Brief - When a line in the data below includes "value", pick it out and copy it.

Records to process -

------------------------------------------------------------------------

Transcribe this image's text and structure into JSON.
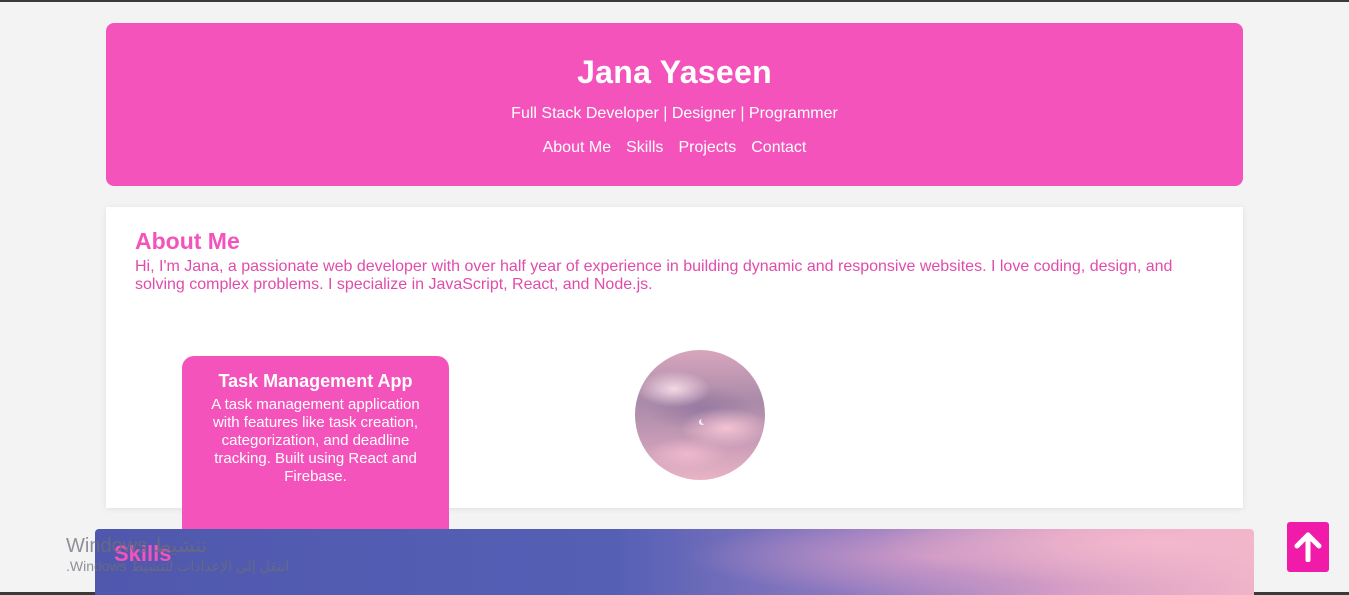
{
  "header": {
    "name": "Jana Yaseen",
    "tagline": "Full Stack Developer | Designer | Programmer",
    "nav": [
      {
        "label": "About Me"
      },
      {
        "label": "Skills"
      },
      {
        "label": "Projects"
      },
      {
        "label": "Contact"
      }
    ]
  },
  "about": {
    "title": "About Me",
    "text": "Hi, I'm Jana, a passionate web developer with over half year of experience in building dynamic and responsive websites. I love coding, design, and solving complex problems. I specialize in JavaScript, React, and Node.js."
  },
  "project_card": {
    "title": "Task Management App",
    "description": "A task management application with features like task creation, categorization, and deadline tracking. Built using React and Firebase."
  },
  "skills": {
    "title": "Skills"
  },
  "watermark": {
    "line1": "تنشيط Windows",
    "line2": "انتقل إلى الإعدادات لتنشيط Windows."
  },
  "back_to_top": {
    "icon": "arrow-up-icon"
  },
  "colors": {
    "accent": "#f453bb",
    "button": "#f01ba9",
    "background": "#f3f3f3"
  }
}
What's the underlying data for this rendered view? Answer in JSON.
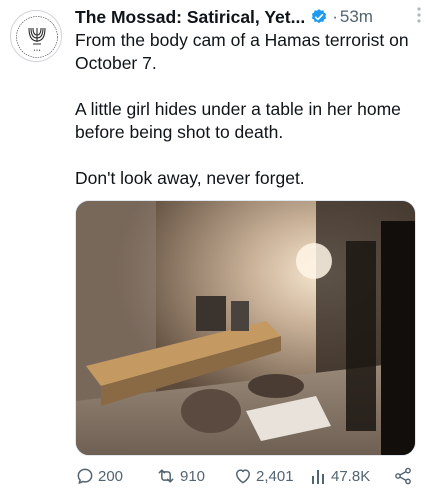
{
  "tweet": {
    "author_name": "The Mossad: Satirical, Yet...",
    "separator": "·",
    "time": "53m",
    "paragraphs": [
      "From the body cam of a Hamas terrorist on October 7.",
      "A little girl hides under a table in her home before being shot to death.",
      "Don't look away, never forget."
    ]
  },
  "actions": {
    "replies": "200",
    "reposts": "910",
    "likes": "2,401",
    "views": "47.8K"
  },
  "colors": {
    "text": "#0f1419",
    "secondary": "#536471",
    "verified": "#1d9bf0"
  },
  "icons": [
    "avatar-logo",
    "verified-badge-icon",
    "more-icon",
    "reply-icon",
    "repost-icon",
    "like-icon",
    "views-icon",
    "share-icon"
  ]
}
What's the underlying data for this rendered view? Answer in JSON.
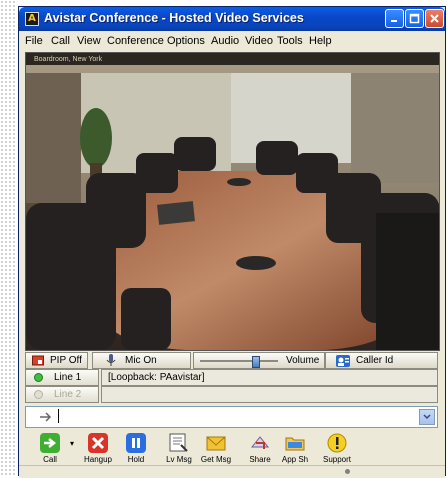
{
  "window": {
    "title": "Avistar Conference - Hosted Video Services",
    "icon_glyph": "A"
  },
  "menu": [
    "File",
    "Call",
    "View",
    "Conference",
    "Options",
    "Audio",
    "Video",
    "Tools",
    "Help"
  ],
  "video": {
    "overlay_label": "Boardroom, New York"
  },
  "controls": {
    "pip": "PIP Off",
    "mic": "Mic On",
    "volume": "Volume",
    "caller_id": "Caller Id",
    "volume_level": 0.7
  },
  "lines": [
    {
      "label": "Line 1",
      "value": "[Loopback: PAavistar]",
      "status": "active",
      "color": "#3fbf3f"
    },
    {
      "label": "Line 2",
      "value": "",
      "status": "inactive",
      "color": "#c9c6b8"
    }
  ],
  "dial": {
    "value": ""
  },
  "toolbar": [
    {
      "label": "Call",
      "icon": "call-arrow-icon"
    },
    {
      "label": "Hangup",
      "icon": "hangup-x-icon"
    },
    {
      "label": "Hold",
      "icon": "hold-pause-icon"
    },
    {
      "label": "Lv Msg",
      "icon": "leave-message-icon"
    },
    {
      "label": "Get Msg",
      "icon": "envelope-icon"
    },
    {
      "label": "Share",
      "icon": "share-icon"
    },
    {
      "label": "App Sh",
      "icon": "folder-icon"
    },
    {
      "label": "Support",
      "icon": "support-icon"
    }
  ],
  "colors": {
    "titlebar": "#0a48c9",
    "window_bg": "#ece9d8",
    "accent_green": "#3fbf3f"
  }
}
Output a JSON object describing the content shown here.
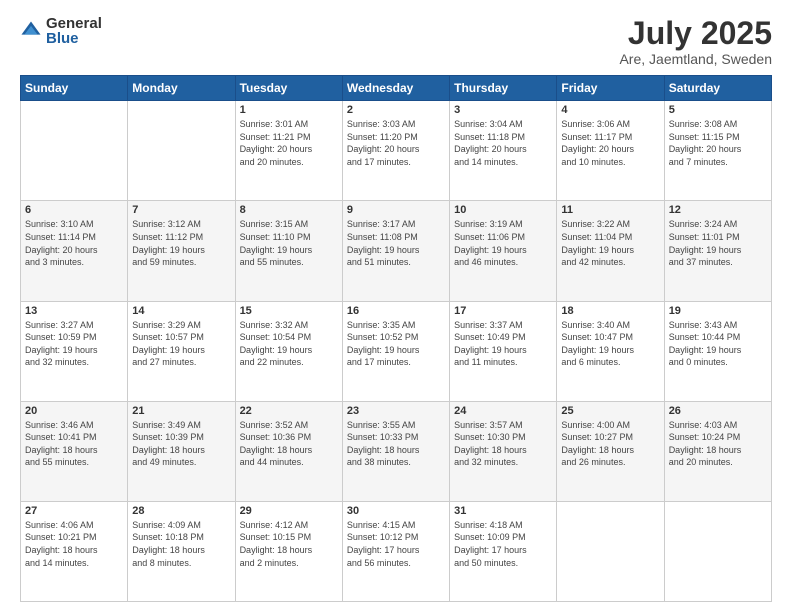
{
  "logo": {
    "general": "General",
    "blue": "Blue"
  },
  "title": {
    "month_year": "July 2025",
    "location": "Are, Jaemtland, Sweden"
  },
  "weekdays": [
    "Sunday",
    "Monday",
    "Tuesday",
    "Wednesday",
    "Thursday",
    "Friday",
    "Saturday"
  ],
  "weeks": [
    [
      {
        "day": "",
        "info": ""
      },
      {
        "day": "",
        "info": ""
      },
      {
        "day": "1",
        "info": "Sunrise: 3:01 AM\nSunset: 11:21 PM\nDaylight: 20 hours\nand 20 minutes."
      },
      {
        "day": "2",
        "info": "Sunrise: 3:03 AM\nSunset: 11:20 PM\nDaylight: 20 hours\nand 17 minutes."
      },
      {
        "day": "3",
        "info": "Sunrise: 3:04 AM\nSunset: 11:18 PM\nDaylight: 20 hours\nand 14 minutes."
      },
      {
        "day": "4",
        "info": "Sunrise: 3:06 AM\nSunset: 11:17 PM\nDaylight: 20 hours\nand 10 minutes."
      },
      {
        "day": "5",
        "info": "Sunrise: 3:08 AM\nSunset: 11:15 PM\nDaylight: 20 hours\nand 7 minutes."
      }
    ],
    [
      {
        "day": "6",
        "info": "Sunrise: 3:10 AM\nSunset: 11:14 PM\nDaylight: 20 hours\nand 3 minutes."
      },
      {
        "day": "7",
        "info": "Sunrise: 3:12 AM\nSunset: 11:12 PM\nDaylight: 19 hours\nand 59 minutes."
      },
      {
        "day": "8",
        "info": "Sunrise: 3:15 AM\nSunset: 11:10 PM\nDaylight: 19 hours\nand 55 minutes."
      },
      {
        "day": "9",
        "info": "Sunrise: 3:17 AM\nSunset: 11:08 PM\nDaylight: 19 hours\nand 51 minutes."
      },
      {
        "day": "10",
        "info": "Sunrise: 3:19 AM\nSunset: 11:06 PM\nDaylight: 19 hours\nand 46 minutes."
      },
      {
        "day": "11",
        "info": "Sunrise: 3:22 AM\nSunset: 11:04 PM\nDaylight: 19 hours\nand 42 minutes."
      },
      {
        "day": "12",
        "info": "Sunrise: 3:24 AM\nSunset: 11:01 PM\nDaylight: 19 hours\nand 37 minutes."
      }
    ],
    [
      {
        "day": "13",
        "info": "Sunrise: 3:27 AM\nSunset: 10:59 PM\nDaylight: 19 hours\nand 32 minutes."
      },
      {
        "day": "14",
        "info": "Sunrise: 3:29 AM\nSunset: 10:57 PM\nDaylight: 19 hours\nand 27 minutes."
      },
      {
        "day": "15",
        "info": "Sunrise: 3:32 AM\nSunset: 10:54 PM\nDaylight: 19 hours\nand 22 minutes."
      },
      {
        "day": "16",
        "info": "Sunrise: 3:35 AM\nSunset: 10:52 PM\nDaylight: 19 hours\nand 17 minutes."
      },
      {
        "day": "17",
        "info": "Sunrise: 3:37 AM\nSunset: 10:49 PM\nDaylight: 19 hours\nand 11 minutes."
      },
      {
        "day": "18",
        "info": "Sunrise: 3:40 AM\nSunset: 10:47 PM\nDaylight: 19 hours\nand 6 minutes."
      },
      {
        "day": "19",
        "info": "Sunrise: 3:43 AM\nSunset: 10:44 PM\nDaylight: 19 hours\nand 0 minutes."
      }
    ],
    [
      {
        "day": "20",
        "info": "Sunrise: 3:46 AM\nSunset: 10:41 PM\nDaylight: 18 hours\nand 55 minutes."
      },
      {
        "day": "21",
        "info": "Sunrise: 3:49 AM\nSunset: 10:39 PM\nDaylight: 18 hours\nand 49 minutes."
      },
      {
        "day": "22",
        "info": "Sunrise: 3:52 AM\nSunset: 10:36 PM\nDaylight: 18 hours\nand 44 minutes."
      },
      {
        "day": "23",
        "info": "Sunrise: 3:55 AM\nSunset: 10:33 PM\nDaylight: 18 hours\nand 38 minutes."
      },
      {
        "day": "24",
        "info": "Sunrise: 3:57 AM\nSunset: 10:30 PM\nDaylight: 18 hours\nand 32 minutes."
      },
      {
        "day": "25",
        "info": "Sunrise: 4:00 AM\nSunset: 10:27 PM\nDaylight: 18 hours\nand 26 minutes."
      },
      {
        "day": "26",
        "info": "Sunrise: 4:03 AM\nSunset: 10:24 PM\nDaylight: 18 hours\nand 20 minutes."
      }
    ],
    [
      {
        "day": "27",
        "info": "Sunrise: 4:06 AM\nSunset: 10:21 PM\nDaylight: 18 hours\nand 14 minutes."
      },
      {
        "day": "28",
        "info": "Sunrise: 4:09 AM\nSunset: 10:18 PM\nDaylight: 18 hours\nand 8 minutes."
      },
      {
        "day": "29",
        "info": "Sunrise: 4:12 AM\nSunset: 10:15 PM\nDaylight: 18 hours\nand 2 minutes."
      },
      {
        "day": "30",
        "info": "Sunrise: 4:15 AM\nSunset: 10:12 PM\nDaylight: 17 hours\nand 56 minutes."
      },
      {
        "day": "31",
        "info": "Sunrise: 4:18 AM\nSunset: 10:09 PM\nDaylight: 17 hours\nand 50 minutes."
      },
      {
        "day": "",
        "info": ""
      },
      {
        "day": "",
        "info": ""
      }
    ]
  ]
}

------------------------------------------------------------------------

Result of the exercise -
      "value": "[Loopback: PAavistar]",
      "value": "",
    "value": ""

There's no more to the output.